These have a smaller capacity and can typically hold up to one pound of wire roll. As such, they prove to be most beneficial for novice welders.
Welding Technique: Push or Pull?
When it comes to how to weld aluminum with MIG, do you push or pull?
Aluminum welding with a MIG welder requires a specific technique to ensure that the shielding gas can adequately cover the entire welding pool region.
The direction commonly applied is called the forehand or push welding direction.
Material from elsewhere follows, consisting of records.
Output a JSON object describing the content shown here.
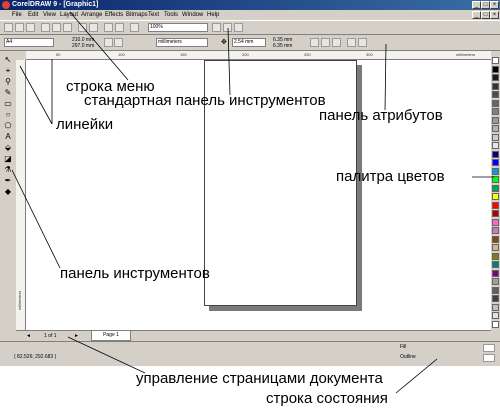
{
  "window": {
    "title": "CorelDRAW 9 - [Graphic1]"
  },
  "menu": [
    "File",
    "Edit",
    "View",
    "Layout",
    "Arrange",
    "Effects",
    "Bitmaps",
    "Text",
    "Tools",
    "Window",
    "Help"
  ],
  "standard_toolbar": {
    "zoom": "100%"
  },
  "property_bar": {
    "paper": "A4",
    "width": "210.0 mm",
    "height": "297.0 mm",
    "units": "millimeters",
    "nudge": "2.54 mm",
    "dup_x": "6.35 mm",
    "dup_y": "6.35 mm"
  },
  "ruler": {
    "unit": "millimeters",
    "h_ticks": [
      "50",
      "100",
      "150",
      "200",
      "250",
      "300"
    ]
  },
  "page_nav": {
    "counter": "1 of 1",
    "tab": "Page 1"
  },
  "status": {
    "coords": "( 82.526; 292.683 )",
    "fill": "Fill",
    "outline": "Outline"
  },
  "annotations": {
    "menu": "строка меню",
    "standard": "стандартная панель инструментов",
    "rulers": "линейки",
    "attributes": "панель атрибутов",
    "palette": "палитра цветов",
    "toolbox": "панель инструментов",
    "page_control": "управление страницами документа",
    "status_bar": "строка состояния"
  },
  "palette_colors": [
    "#ffffff",
    "#000000",
    "#1a1a1a",
    "#333333",
    "#4d4d4d",
    "#666666",
    "#808080",
    "#999999",
    "#b3b3b3",
    "#cccccc",
    "#e6e6e6",
    "#000080",
    "#0000ff",
    "#00a0e0",
    "#00ff00",
    "#00a651",
    "#ffff00",
    "#ff0000",
    "#b00000",
    "#ff66cc",
    "#c080c0",
    "#8b4513",
    "#d2b48c",
    "#808000",
    "#008080",
    "#800080",
    "#a0a0a0",
    "#606060",
    "#404040",
    "#c0c0c0",
    "#e0e0e0",
    "#ffffff"
  ]
}
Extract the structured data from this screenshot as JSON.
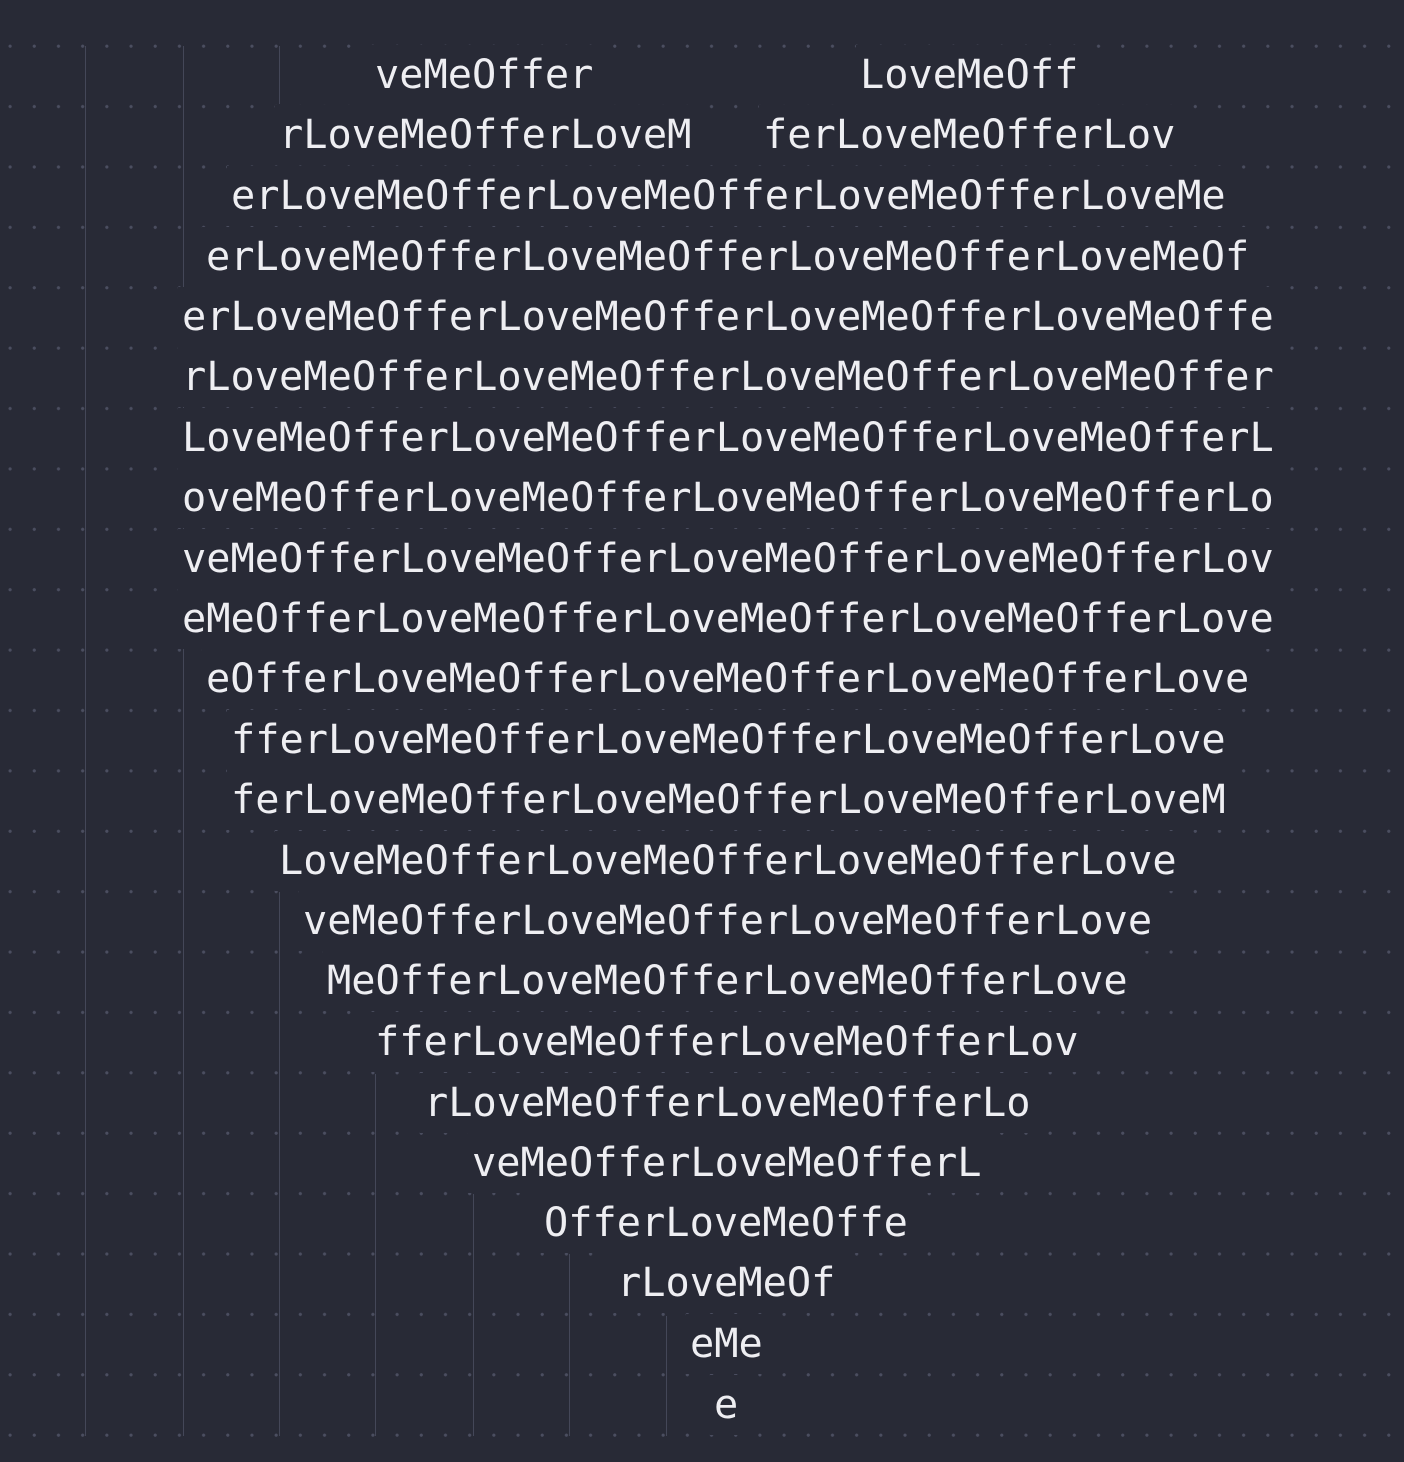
{
  "editor": {
    "theme": {
      "background": "#282a36",
      "text": "#eeeef2",
      "whitespace_dot": "#4b4e60",
      "indent_guide": "#444758"
    },
    "lines": [
      "veMeOffer",
      "LoveMeOff",
      "rLoveMeOfferLoveM",
      "ferLoveMeOfferLov",
      "erLoveMeOfferLoveMeOfferLoveMeOfferLoveMe",
      "erLoveMeOfferLoveMeOfferLoveMeOfferLoveMeOf",
      "erLoveMeOfferLoveMeOfferLoveMeOfferLoveMeOffe",
      "rLoveMeOfferLoveMeOfferLoveMeOfferLoveMeOffer",
      "LoveMeOfferLoveMeOfferLoveMeOfferLoveMeOfferL",
      "oveMeOfferLoveMeOfferLoveMeOfferLoveMeOfferLo",
      "veMeOfferLoveMeOfferLoveMeOfferLoveMeOfferLov",
      "eMeOfferLoveMeOfferLoveMeOfferLoveMeOfferLove",
      "eOfferLoveMeOfferLoveMeOfferLoveMeOfferLove",
      "fferLoveMeOfferLoveMeOfferLoveMeOfferLove",
      "ferLoveMeOfferLoveMeOfferLoveMeOfferLoveM",
      "LoveMeOfferLoveMeOfferLoveMeOfferLove",
      "veMeOfferLoveMeOfferLoveMeOfferLove",
      "MeOfferLoveMeOfferLoveMeOfferLove",
      "fferLoveMeOfferLoveMeOfferLov",
      "rLoveMeOfferLoveMeOfferLo",
      "veMeOfferLoveMeOfferL",
      "OfferLoveMeOffe",
      "rLoveMeOf",
      "eMe",
      "e"
    ]
  }
}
It applies the force at a 25-degree angle.
This system provides a more ergonomic stance of welding, especially for those welding from a distance.
The pushing direction allows for the formation of much flatter and wider bead formation without causing deeper penetrations within the metal body.
Additionally, you also get better shielding gas coverage, which helps cool down the welding pool as you move forward.
Common Occurring Problems
Like any craft, you are likely to come across specific problems you may need to troubleshoot and address before moving forward with your work.
Here is a list of potential troubles to look out for:
If your base metal is overheated, you may face some melt through.
In this case, the best course of action would be to increase your speed or spread out the heat being generated by moving around on your base metal.
Untidy welds are common when utilizing the drag technique or the wrong shielding gas.
A Distorted Contact Tip
If you don’t maintain an adequate distance between the contact tip and welding pool, you may experience the burn-back effect.
Alternatively, you can have a wire pile up at the point of the inlet guide.
Like any metal, aluminum has its own set of distinct features that determine the proper techniques necessary for welding it.
Since aluminum is a much softer metal, it is recommended that users have some MIG welding experience with steel before welding with aluminum.
This will allow for more familiarity with the welder and, ultimately, better control over the spool gun, wire, and welding pool.